#### [Exercise prompt]
Each of the records must appear again, exactly as it was written.

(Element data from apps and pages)
■ ■ ■ ■
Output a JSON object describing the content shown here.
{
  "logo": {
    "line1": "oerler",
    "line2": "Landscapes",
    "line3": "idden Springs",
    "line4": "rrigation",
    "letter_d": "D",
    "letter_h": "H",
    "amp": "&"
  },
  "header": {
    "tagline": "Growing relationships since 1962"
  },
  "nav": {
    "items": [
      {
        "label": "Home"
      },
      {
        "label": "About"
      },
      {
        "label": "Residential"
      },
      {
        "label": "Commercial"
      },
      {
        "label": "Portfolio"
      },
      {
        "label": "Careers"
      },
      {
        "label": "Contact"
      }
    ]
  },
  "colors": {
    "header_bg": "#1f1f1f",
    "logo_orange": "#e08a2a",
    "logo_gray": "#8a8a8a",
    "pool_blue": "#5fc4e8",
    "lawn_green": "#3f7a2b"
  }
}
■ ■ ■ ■
#### [Response to the task]
Output a JSON object describing the content shown here.
{
  "logo": {
    "line1": "oerler",
    "line2": "Landscapes",
    "line3": "idden Springs",
    "line4": "rrigation",
    "letter_d": "D",
    "letter_h": "H",
    "amp": "&"
  },
  "header": {
    "tagline": "Growing relationships since 1962"
  },
  "nav": {
    "items": [
      {
        "label": "Home"
      },
      {
        "label": "About"
      },
      {
        "label": "Residential"
      },
      {
        "label": "Commercial"
      },
      {
        "label": "Portfolio"
      },
      {
        "label": "Careers"
      },
      {
        "label": "Contact"
      }
    ]
  },
  "colors": {
    "header_bg": "#1f1f1f",
    "logo_orange": "#e08a2a",
    "logo_gray": "#8a8a8a",
    "pool_blue": "#5fc4e8",
    "lawn_green": "#3f7a2b"
  }
}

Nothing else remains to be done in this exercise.